The startup that will have its name on the future stadium of the NFL’s Los Angeles Rams and Los Angeles Chargers is getting into cryptocurrency trading.
That company, the San Francisco-based firm Social Finance, announced on September 25th that it had rolled out cryptocurrency investing functionalities on its SoFi Invest platform. The starting trading pairs three of the cryptoeconomy’s most high-profile projects in bitcoin (BTC), ether (ETH), and litecoin (LTC).
In the mainstream, the startup has already made a name for itself for becoming an increasingly popular provider of student loan refinancing and personal loans: its SoFi Invest app, which is based around automated investing, already boasts nearly one million members, and the wider SoFi corporation pulled in more than $500 million USD in revenue last year.
Now, the outfit has widened its already growing purview by turning its attention to the cryptocurrency space. The pivot was the result of rising demand from its users, the firm’s chief executive officer Anthony Noto explained on Wednesday:
“Feedback from our members has made it clear that a significant percentage are not only interested in learning more about cryptocurrencies but are also already buying and selling crypto. We’re very pleased to be adding this new product to SoFi Invest, as access, education, and keeping costs low for our members is at the heart of what we do.”

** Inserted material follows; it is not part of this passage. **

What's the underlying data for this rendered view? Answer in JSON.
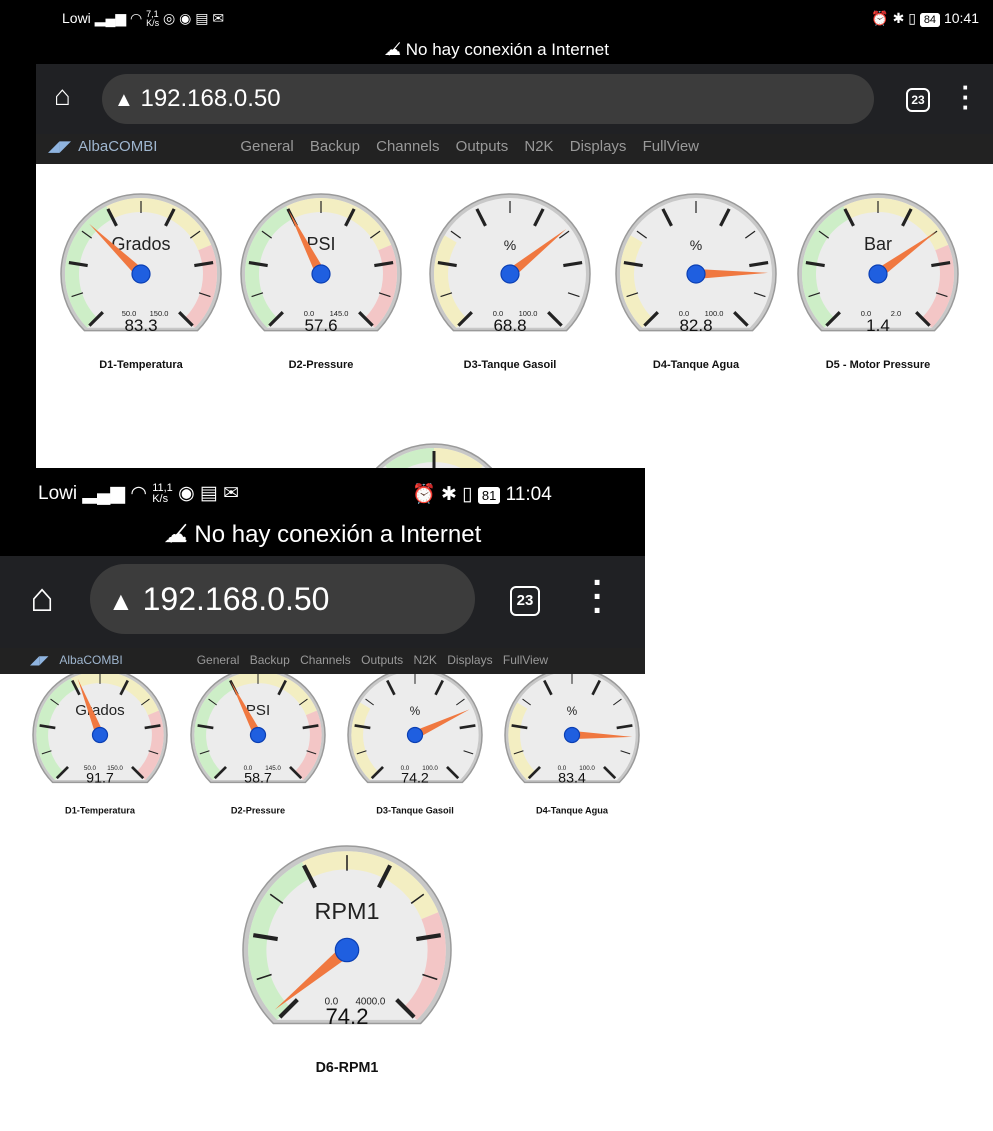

SoFi Brand Is No Slouch
Never heard of SoFi before?
You’re likely to start hearing about them a lot more in the coming years, so the startup’s leap into the cryptocurrency ecosystem should help steadily introduce further attention to the space — at least if the company’s recent rising specter in the mainstream eye is any indication.
It comes down to big backers and big moves. For instance, back in the spring the company’s latest fundraising round was headlined by the Qatar Investment Authority and brought in a hearty $500 million. The company had previously raised a separate $500 million in February 2017.
SoFi has put that freshly renewed war chest to practical use in trying to maximize the clout of its financial services. This month, the company reached a blockbuster deal with the Rams and Chargers franchises to receive the naming rights for the coming “SoFi Stadium” in Inglewood, California. The price tag? A cool $30 million per year for 20 years.
Notably, that deal marks the biggest sponsorship naming deal in sports history to date. The $5 billion SoFi Stadium, which will open in the summer of 2020, will thus home two of the NFL’s most lucrative teams and is also set to be the most expensive built yet in the league. The venue will host the high-profile Super Bowl LVI festivities in 2022.
These dynamics will introduce new users to SoFi Invest, which in turn could introduce newcomers to BTC, ETH, LTC, and beyond. Like the opening of cryptocurrency trading on Robinhood, SoFi’s pivot to crypto opens another mainstream gateway. So don’t expect an immediate flood, but the move is definitely a start on the adoption front.
SoFi Going for Millennials
Looking at its arena, SoFi is trying to edge out lending competitors like Affirm, CommonBond, and Figure in winning over millennial clients.
As such, the company’s addition of cryptocurrency investing to SoFi Invest is absolutely part of its effort to entice younger generations of users to give their services a try. Whether that strategy will be enough for SoFi to decisively pull ahead of the competition remains to be seen. What is clear is that the startup thought pivoting toward cryptocurrencies was an opportunity worth taking.
Moreover, their offerings will soon widen, as SoFi said on Wednesday that “more cryptocurrencies […] be added in the coming months.”